KUALA LUMPUR, 23 April 2009: The uncertainty over forced conversion of children is finally being put to rest — the cabinet has decided that in the event of any dispute, a child must be raised in the faith professed by both parents at the time of marriage.
Minister in the Prime Minister’s Department Datuk Seri Mohamed Nazri Abdul Aziz said the decision was one of the long-term solutions discussed by the cabinet yesterday.
“Conversion must not be used as a ground to automatically dissolve a marriage or to get custody of children,” Mohamed Nazri told a news conference here today, adding that many more cases like that of Mohd Ridzuan Abdullah and his wife, Indra Gandhi, were expected in the future.

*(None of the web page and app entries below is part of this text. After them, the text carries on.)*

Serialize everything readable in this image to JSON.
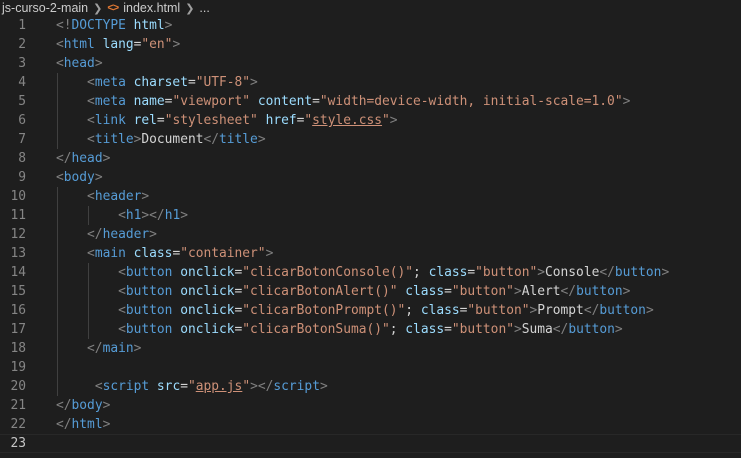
{
  "breadcrumb": {
    "folder": "js-curso-2-main",
    "file": "index.html",
    "more": "...",
    "file_icon": "<>"
  },
  "colors": {
    "background": "#1e1e1e",
    "tag": "#569cd6",
    "attribute": "#9cdcfe",
    "string": "#ce9178",
    "punctuation": "#808080",
    "text": "#d4d4d4",
    "line_number": "#858585"
  },
  "editor": {
    "current_line": 23,
    "lines": [
      {
        "n": "1",
        "tokens": [
          [
            "punct",
            "<!"
          ],
          [
            "tag",
            "DOCTYPE"
          ],
          [
            "text",
            " "
          ],
          [
            "attr",
            "html"
          ],
          [
            "punct",
            ">"
          ]
        ]
      },
      {
        "n": "2",
        "tokens": [
          [
            "punct",
            "<"
          ],
          [
            "tag",
            "html"
          ],
          [
            "text",
            " "
          ],
          [
            "attr",
            "lang"
          ],
          [
            "text",
            "="
          ],
          [
            "str",
            "\"en\""
          ],
          [
            "punct",
            ">"
          ]
        ]
      },
      {
        "n": "3",
        "tokens": [
          [
            "punct",
            "<"
          ],
          [
            "tag",
            "head"
          ],
          [
            "punct",
            ">"
          ]
        ]
      },
      {
        "n": "4",
        "tokens": [
          [
            "text",
            "    "
          ],
          [
            "punct",
            "<"
          ],
          [
            "tag",
            "meta"
          ],
          [
            "text",
            " "
          ],
          [
            "attr",
            "charset"
          ],
          [
            "text",
            "="
          ],
          [
            "str",
            "\"UTF-8\""
          ],
          [
            "punct",
            ">"
          ]
        ]
      },
      {
        "n": "5",
        "tokens": [
          [
            "text",
            "    "
          ],
          [
            "punct",
            "<"
          ],
          [
            "tag",
            "meta"
          ],
          [
            "text",
            " "
          ],
          [
            "attr",
            "name"
          ],
          [
            "text",
            "="
          ],
          [
            "str",
            "\"viewport\""
          ],
          [
            "text",
            " "
          ],
          [
            "attr",
            "content"
          ],
          [
            "text",
            "="
          ],
          [
            "str",
            "\"width=device-width, initial-scale=1.0\""
          ],
          [
            "punct",
            ">"
          ]
        ]
      },
      {
        "n": "6",
        "tokens": [
          [
            "text",
            "    "
          ],
          [
            "punct",
            "<"
          ],
          [
            "tag",
            "link"
          ],
          [
            "text",
            " "
          ],
          [
            "attr",
            "rel"
          ],
          [
            "text",
            "="
          ],
          [
            "str",
            "\"stylesheet\""
          ],
          [
            "text",
            " "
          ],
          [
            "attr",
            "href"
          ],
          [
            "text",
            "="
          ],
          [
            "str",
            "\""
          ],
          [
            "link",
            "style.css"
          ],
          [
            "str",
            "\""
          ],
          [
            "punct",
            ">"
          ]
        ]
      },
      {
        "n": "7",
        "tokens": [
          [
            "text",
            "    "
          ],
          [
            "punct",
            "<"
          ],
          [
            "tag",
            "title"
          ],
          [
            "punct",
            ">"
          ],
          [
            "text",
            "Document"
          ],
          [
            "punct",
            "</"
          ],
          [
            "tag",
            "title"
          ],
          [
            "punct",
            ">"
          ]
        ]
      },
      {
        "n": "8",
        "tokens": [
          [
            "punct",
            "</"
          ],
          [
            "tag",
            "head"
          ],
          [
            "punct",
            ">"
          ]
        ]
      },
      {
        "n": "9",
        "tokens": [
          [
            "punct",
            "<"
          ],
          [
            "tag",
            "body"
          ],
          [
            "punct",
            ">"
          ]
        ]
      },
      {
        "n": "10",
        "tokens": [
          [
            "text",
            "    "
          ],
          [
            "punct",
            "<"
          ],
          [
            "tag",
            "header"
          ],
          [
            "punct",
            ">"
          ]
        ]
      },
      {
        "n": "11",
        "tokens": [
          [
            "text",
            "        "
          ],
          [
            "punct",
            "<"
          ],
          [
            "tag",
            "h1"
          ],
          [
            "punct",
            "></"
          ],
          [
            "tag",
            "h1"
          ],
          [
            "punct",
            ">"
          ]
        ]
      },
      {
        "n": "12",
        "tokens": [
          [
            "text",
            "    "
          ],
          [
            "punct",
            "</"
          ],
          [
            "tag",
            "header"
          ],
          [
            "punct",
            ">"
          ]
        ]
      },
      {
        "n": "13",
        "tokens": [
          [
            "text",
            "    "
          ],
          [
            "punct",
            "<"
          ],
          [
            "tag",
            "main"
          ],
          [
            "text",
            " "
          ],
          [
            "attr",
            "class"
          ],
          [
            "text",
            "="
          ],
          [
            "str",
            "\"container\""
          ],
          [
            "punct",
            ">"
          ]
        ]
      },
      {
        "n": "14",
        "tokens": [
          [
            "text",
            "        "
          ],
          [
            "punct",
            "<"
          ],
          [
            "tag",
            "button"
          ],
          [
            "text",
            " "
          ],
          [
            "attr",
            "onclick"
          ],
          [
            "text",
            "="
          ],
          [
            "str",
            "\"clicarBotonConsole()\""
          ],
          [
            "text",
            "; "
          ],
          [
            "attr",
            "class"
          ],
          [
            "text",
            "="
          ],
          [
            "str",
            "\"button\""
          ],
          [
            "punct",
            ">"
          ],
          [
            "text",
            "Console"
          ],
          [
            "punct",
            "</"
          ],
          [
            "tag",
            "button"
          ],
          [
            "punct",
            ">"
          ]
        ]
      },
      {
        "n": "15",
        "tokens": [
          [
            "text",
            "        "
          ],
          [
            "punct",
            "<"
          ],
          [
            "tag",
            "button"
          ],
          [
            "text",
            " "
          ],
          [
            "attr",
            "onclick"
          ],
          [
            "text",
            "="
          ],
          [
            "str",
            "\"clicarBotonAlert()\""
          ],
          [
            "text",
            " "
          ],
          [
            "attr",
            "class"
          ],
          [
            "text",
            "="
          ],
          [
            "str",
            "\"button\""
          ],
          [
            "punct",
            ">"
          ],
          [
            "text",
            "Alert"
          ],
          [
            "punct",
            "</"
          ],
          [
            "tag",
            "button"
          ],
          [
            "punct",
            ">"
          ]
        ]
      },
      {
        "n": "16",
        "tokens": [
          [
            "text",
            "        "
          ],
          [
            "punct",
            "<"
          ],
          [
            "tag",
            "button"
          ],
          [
            "text",
            " "
          ],
          [
            "attr",
            "onclick"
          ],
          [
            "text",
            "="
          ],
          [
            "str",
            "\"clicarBotonPrompt()\""
          ],
          [
            "text",
            "; "
          ],
          [
            "attr",
            "class"
          ],
          [
            "text",
            "="
          ],
          [
            "str",
            "\"button\""
          ],
          [
            "punct",
            ">"
          ],
          [
            "text",
            "Prompt"
          ],
          [
            "punct",
            "</"
          ],
          [
            "tag",
            "button"
          ],
          [
            "punct",
            ">"
          ]
        ]
      },
      {
        "n": "17",
        "tokens": [
          [
            "text",
            "        "
          ],
          [
            "punct",
            "<"
          ],
          [
            "tag",
            "button"
          ],
          [
            "text",
            " "
          ],
          [
            "attr",
            "onclick"
          ],
          [
            "text",
            "="
          ],
          [
            "str",
            "\"clicarBotonSuma()\""
          ],
          [
            "text",
            "; "
          ],
          [
            "attr",
            "class"
          ],
          [
            "text",
            "="
          ],
          [
            "str",
            "\"button\""
          ],
          [
            "punct",
            ">"
          ],
          [
            "text",
            "Suma"
          ],
          [
            "punct",
            "</"
          ],
          [
            "tag",
            "button"
          ],
          [
            "punct",
            ">"
          ]
        ]
      },
      {
        "n": "18",
        "tokens": [
          [
            "text",
            "    "
          ],
          [
            "punct",
            "</"
          ],
          [
            "tag",
            "main"
          ],
          [
            "punct",
            ">"
          ]
        ]
      },
      {
        "n": "19",
        "tokens": []
      },
      {
        "n": "20",
        "tokens": [
          [
            "text",
            "     "
          ],
          [
            "punct",
            "<"
          ],
          [
            "tag",
            "script"
          ],
          [
            "text",
            " "
          ],
          [
            "attr",
            "src"
          ],
          [
            "text",
            "="
          ],
          [
            "str",
            "\""
          ],
          [
            "link",
            "app.js"
          ],
          [
            "str",
            "\""
          ],
          [
            "punct",
            "></"
          ],
          [
            "tag",
            "script"
          ],
          [
            "punct",
            ">"
          ]
        ]
      },
      {
        "n": "21",
        "tokens": [
          [
            "punct",
            "</"
          ],
          [
            "tag",
            "body"
          ],
          [
            "punct",
            ">"
          ]
        ]
      },
      {
        "n": "22",
        "tokens": [
          [
            "punct",
            "</"
          ],
          [
            "tag",
            "html"
          ],
          [
            "punct",
            ">"
          ]
        ]
      },
      {
        "n": "23",
        "tokens": []
      }
    ]
  }
}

Mohd Ridzuan or Patmanathan Krishnan, 40, a Muslim convert who used to be a Hindu, was reported to have converted his children — Tevi Darsiny, 12, Karan Dinesh, 11, and Prasana Diksa, 1 — to Islam on 12 April and applied for custody at the Syariah Court although their mother is still a Hindu.
In the event of a dispute following the conversion of a spouse, Nazri said the cabinet decided that “A child’s religion must be in accordance to the common religion at the time of marriage between the parents.”

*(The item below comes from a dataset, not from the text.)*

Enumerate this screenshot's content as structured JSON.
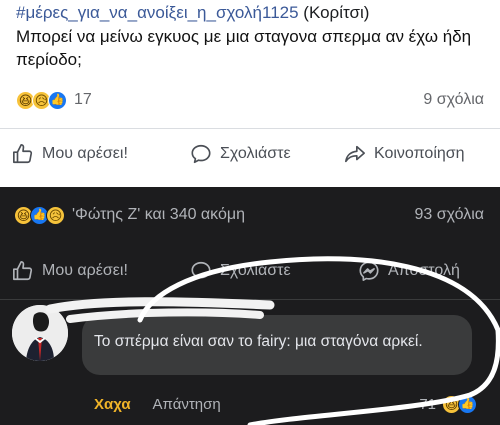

He said any individual who wanted to convert to another religion must resolve all problems regarding his responsibilities before converting, to avoid innocent parties, especially the children, becoming victims.
He said the cabinet also decided that if a marriage was done under the civil court, it could only be dissolved under the civil law. The minister also said conversions will no longer be retrospective, meaning that people could not use a change in religion to escape alimony and custody rulings ordered by a civil court.
“Do not use religion, for instance Islam, as a tool to run away from responsibility or to escape from a marriage, as this will bring a bad name to the religion,” he said.
He said the cabinet also agreed that the relevant date of application of the Islamic law to any Islam converts was the person’s conversion date.
Nazri said the Attorney-General’s chambers would be asked to look into all relevant laws that needed to be amended, excluding the syariah law which were under the power of the rulers.
As a short-term resort in Mohd Ridzuan’s case, Mohamed Nazri said, he had asked the Minister in charge of religious affairs in the Prime Minister’s Department, senator Datuk Jamil Khir Baharom, to meet Mohd Ridzuan to counsel him. — Bernama